- 'Externalities', the catch-all justification for regulation
- How do we fix our dismal education?
- Barter: the rebirth of sound money
- Rights are not entitlements
- Debunking 'limits to growth' inanities
- Tax: Why align with "most other countries"?
- Newspaper sensationalism doesn't help rhinos
- Rolling Stone reprises Gasland's fracking fantasies
- Cosatu's manipulative march move
- Why do 16 million people not constitute an economy?
- The age of smear politics
- Does fracking cause earthquakes?
- The Chinese model is morbidly obese
- Green tech: doubling down on a losing bet
- Rape, pornography, and hell's grannies
- Petrol taxes won't hurt the poor
- Jailtime mooted for bad weather warnings
- Let's ban bans, and start with CITES
- In defence of overpaid sport stars
- On the death of Kim Jong-Il
- COP17: Let's ban fire
- Cancer gets you when nothing else can
- COP17: The 'party on' agenda
- COP17: The Blue Line of Death
- New seven natural inanities
- Occupiers' anger is all that makes sense
- The Luddites and Technocrats live on
- Malema marches for economic slavery
- Profitable purveyors of pudendal prettiness
- Sense? Us?
- If they want rhino horn, let's sell them some
- "Stimulate" economy by ending telco abuses
- Executive pay makes nobody poorer
- Malema's real persecution
- Mogoeng: Lock up your daughters
- Don't mandate insurance, deregulate healthcare
- I sympathise with Malema's persecution complex

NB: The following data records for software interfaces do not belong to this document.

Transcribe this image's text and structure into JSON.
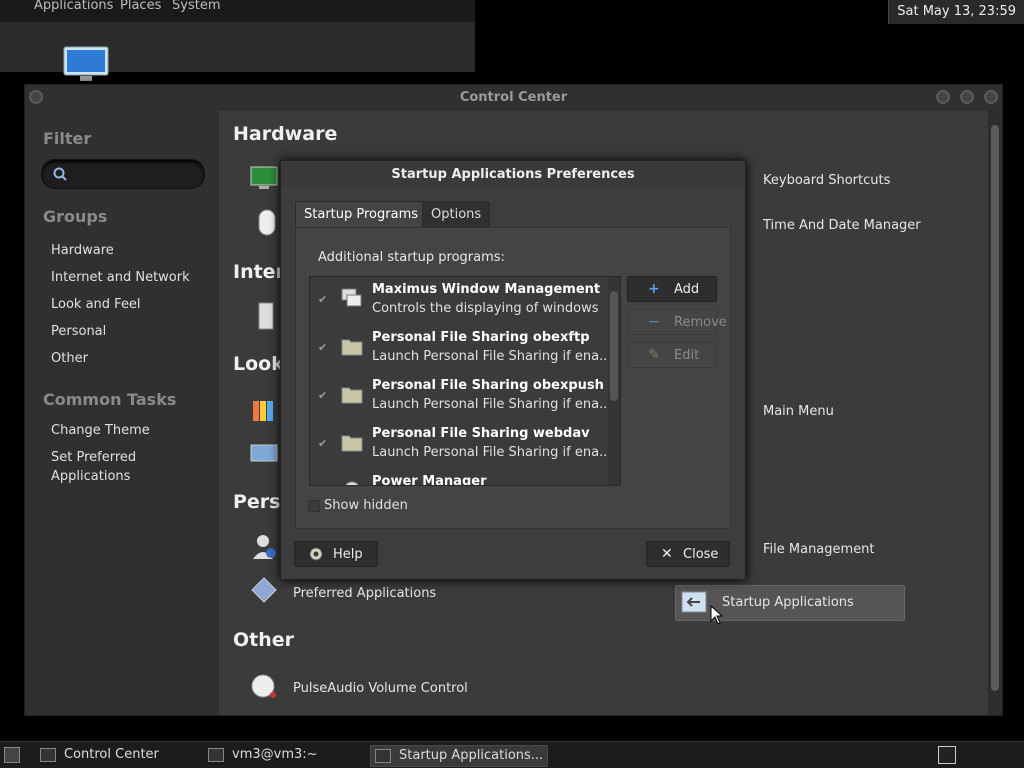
{
  "top_panel": {
    "menus": [
      "Applications",
      "Places",
      "System"
    ],
    "clock": "Sat May 13, 23:59"
  },
  "control_center": {
    "title": "Control Center",
    "sidebar": {
      "filter_heading": "Filter",
      "search_placeholder": "",
      "groups_heading": "Groups",
      "groups": [
        "Hardware",
        "Internet and Network",
        "Look and Feel",
        "Personal",
        "Other"
      ],
      "common_tasks_heading": "Common Tasks",
      "tasks": [
        "Change Theme",
        "Set Preferred Applications"
      ]
    },
    "sections": {
      "hardware": "Hardware",
      "internet": "Inter",
      "look": "Look",
      "personal": "Perso",
      "other": "Other"
    },
    "apps": {
      "keyboard_shortcuts": "Keyboard Shortcuts",
      "time_date": "Time And Date Manager",
      "main_menu": "Main Menu",
      "file_management": "File Management",
      "preferred_apps": "Preferred Applications",
      "startup_apps": "Startup Applications",
      "pulseaudio": "PulseAudio Volume Control"
    }
  },
  "dialog": {
    "title": "Startup Applications Preferences",
    "tabs": [
      "Startup Programs",
      "Options"
    ],
    "list_label": "Additional startup programs:",
    "programs": [
      {
        "name": "Maximus Window Management",
        "desc": "Controls the displaying of windows",
        "checked": true
      },
      {
        "name": "Personal File Sharing obexftp",
        "desc": "Launch Personal File Sharing if ena...",
        "checked": true
      },
      {
        "name": "Personal File Sharing obexpush",
        "desc": "Launch Personal File Sharing if ena...",
        "checked": true
      },
      {
        "name": "Personal File Sharing webdav",
        "desc": "Launch Personal File Sharing if ena...",
        "checked": true
      },
      {
        "name": "Power Manager",
        "desc": "",
        "checked": true
      }
    ],
    "buttons": {
      "add": "Add",
      "remove": "Remove",
      "edit": "Edit"
    },
    "show_hidden": "Show hidden",
    "help": "Help",
    "close": "Close"
  },
  "taskbar": {
    "items": [
      "Control Center",
      "vm3@vm3:~",
      "Startup Applications..."
    ]
  }
}
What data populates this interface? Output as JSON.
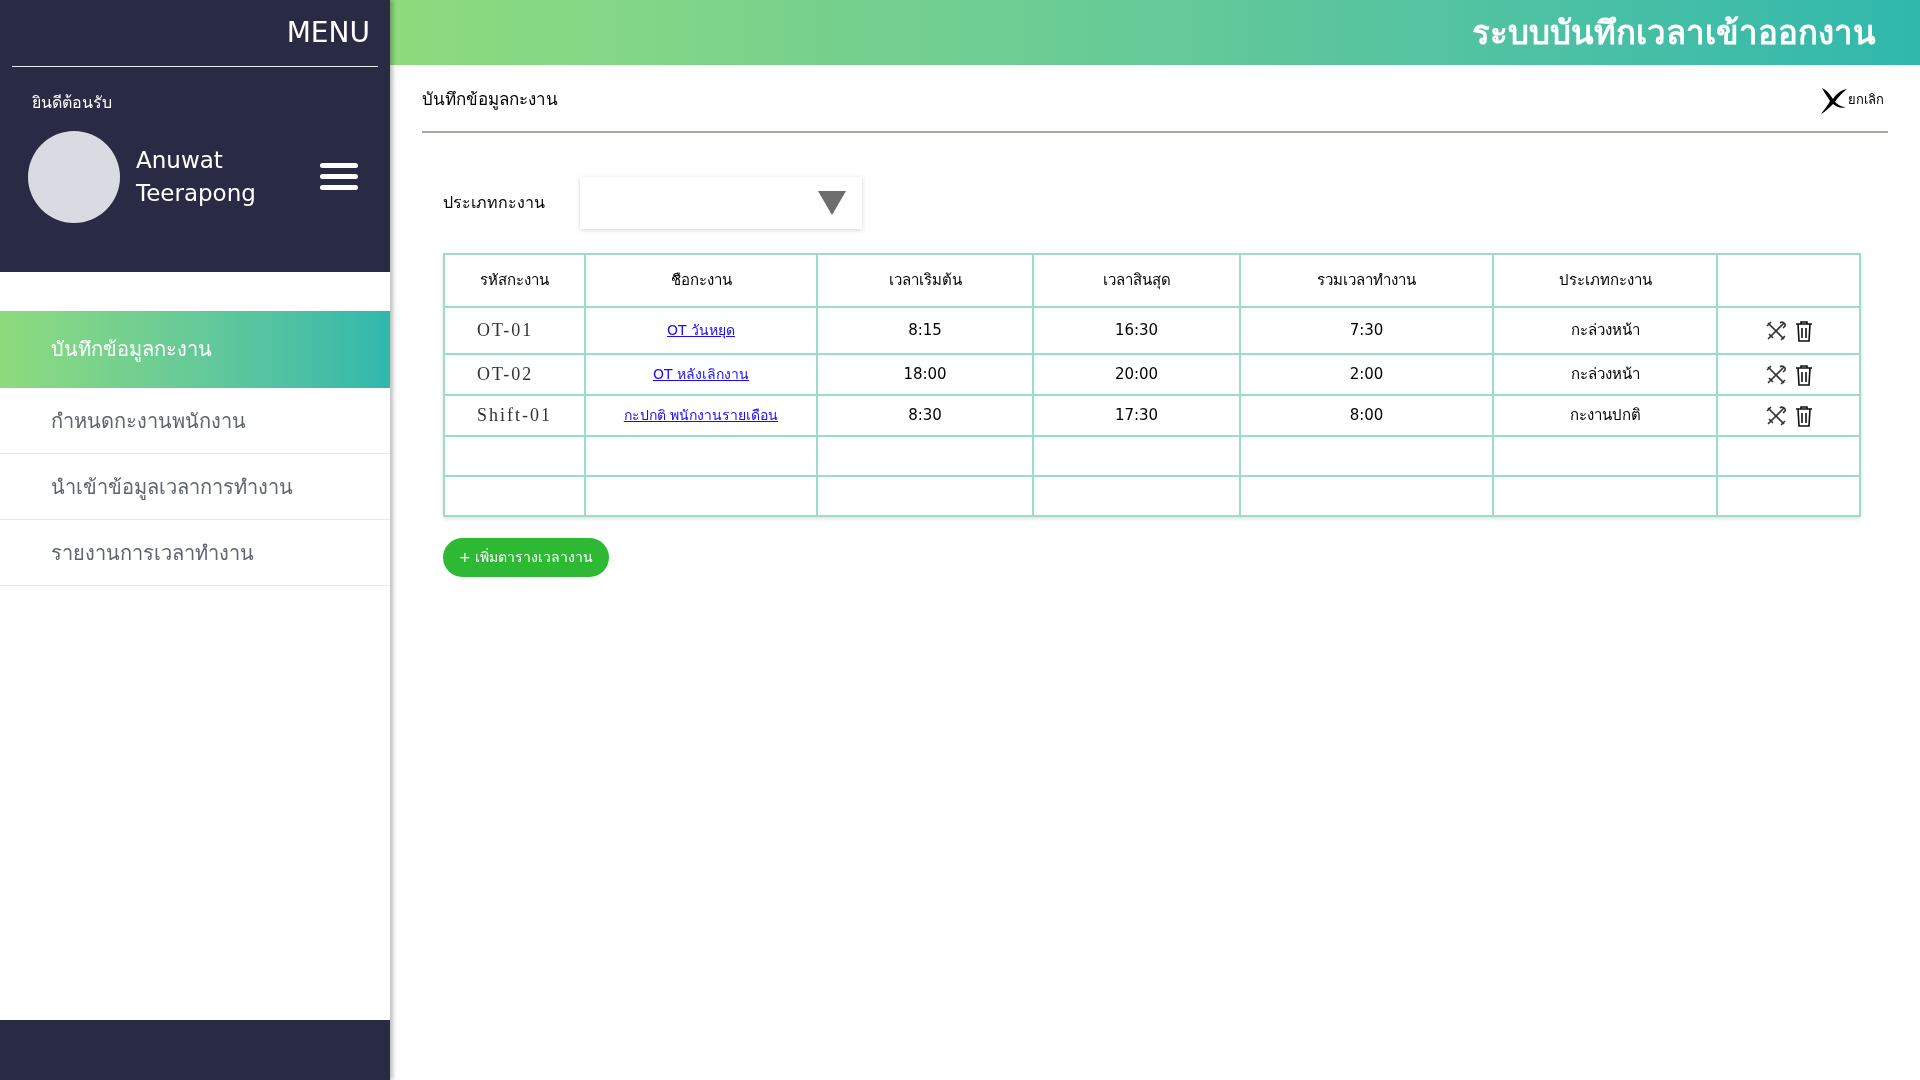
{
  "sidebar": {
    "title": "MENU",
    "welcome": "ยินดีต้อนรับ",
    "user": {
      "first_name": "Anuwat",
      "last_name": "Teerapong"
    },
    "items": [
      {
        "label": "บันทึกข้อมูลกะงาน",
        "selected": true
      },
      {
        "label": "กำหนดกะงานพนักงาน",
        "selected": false
      },
      {
        "label": "นำเข้าข้อมูลเวลาการทำงาน",
        "selected": false
      },
      {
        "label": "รายงานการเวลาทำงาน",
        "selected": false
      }
    ]
  },
  "header": {
    "title": "ระบบบันทึกเวลาเข้าออกงาน"
  },
  "page": {
    "title": "บันทึกข้อมูลกะงาน",
    "cancel": "ยกเลิก"
  },
  "filter": {
    "label": "ประเภทกะงาน"
  },
  "table": {
    "columns": [
      "รหัสกะงาน",
      "ชือกะงาน",
      "เวลาเริมต้น",
      "เวลาสินสุด",
      "รวมเวลาทำงาน",
      "ประเภทกะงาน"
    ],
    "rows": [
      {
        "code": "OT-01",
        "name": "OT วันหยุด",
        "start": "8:15",
        "end": "16:30",
        "total": "7:30",
        "type": "กะล่วงหน้า"
      },
      {
        "code": "OT-02",
        "name": "OT หลังเลิกงาน",
        "start": "18:00",
        "end": "20:00",
        "total": "2:00",
        "type": "กะล่วงหน้า"
      },
      {
        "code": "Shift-01",
        "name": "กะปกติ พนักงานรายเดือน",
        "start": "8:30",
        "end": "17:30",
        "total": "8:00",
        "type": "กะงานปกติ"
      }
    ]
  },
  "add_button": "+ เพิ่มตารางเวลางาน"
}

- Short selling: panicked pols ban proof of failure
- Don't blame those who saw it coming
- What's obscene about profit?
- In defence of Bombela
- Dear president Zuma, you are not above the law
- The economics of love
- Treasure the Karoo? Ban the SKA!
- Malema is right, you know
- Gautrain's PPP: political patronage profiteering
- Kumi Naidoo is no hero
- LeadSA fails to lead when it matters
- No logo means carte blanche
- The drug war: dopey but dangerous
- A response to fracking critics
- Don't vote. It's your right.
- Welcome Walmart
- If you're happy and you know it clap your hands
- Buy local, support poverty
- Ubuntu, the free-market way
- Karoo fracking scandal exposed!
- I'm ashamed for my profession
- The bill of bunkum
- Being gay: a brand new concept!
- Who's afraid of the nuclear wolf?
- The nationalisation canard
- Ogilvy should grow a spine
- The new robber barons
- A classy revolution: Why we cared
- Bombastic Bombela balks
- Liberty is more than mere democracy
- Gautrain has a law unto itself
- The irony of 'services for all'
- How to hire a hitman in SA
- Arrive alive and neurotic
- The oppression of taxis
- Protection of Information Bill and why WikiLeaks is so dangerous
- Fifa, Russia and Qatar deserve each other
- One day, we'll all hate WikiLeaks
- The cycling mafia strikes again
- What Julius got for Christmas
- Let's return the beads
- Away with fascist seat belt laws
- Tintin Mbeki in the Sudan
- How the ANC can make everyone happy
- Currency: the race to the bottom.
- Hurrah for national healthcare!
- Give Zimbabweans citizenship
- Carte Blanche has no carte blanche
- That finger-licking, lip-smacking taste
- Bomb the barbaric lot already
- Green tax: another raid is coming
- Do strikers deserve anything?
- The media will lose this battle
- Global warmism needs a fisking
- A glass half-full
- Go ahead, have a baby
- Stop the handouts - end xenophobia
- The right to fire
- FIFA's heart of darkness
- Have some self-respect
- I ordered an orange skirt
- Secretly, Match blames South Africa
- The stupendous Gautrain: a rare marvel!
- The Fifa conquistadors are coming!
- What's wrong with everyone?
- Leave poor BP alone
- The destructive power of government
- The bonsai economy
- The darkness of Africa
- Who is ripping off whom?
- Anatomy of a whitewash
- While FIFA takes over, we fight
- The pointless pretence of Earth Hour
- Ten reasons to reject climate alarmism
- Really, boycott the FIFA farce
- The climate dominoes fall
- Lessons in ethics from Dick Cheney
- Screw the consumer
- In defence of bankers
- Break the banking cartel
- Julius Malema, the walking contradiction
- Boycott FIFA
- Climate clarity
- In defence of Boney M
- Pray Copenhagen fails
- Capitalism is not unkind
- Climate fraud kills people
- Pop goes the hot air balloon
- Peace, love and schadenfreude
- The irony of the left
- Too late to cool it?
- Going cold turkey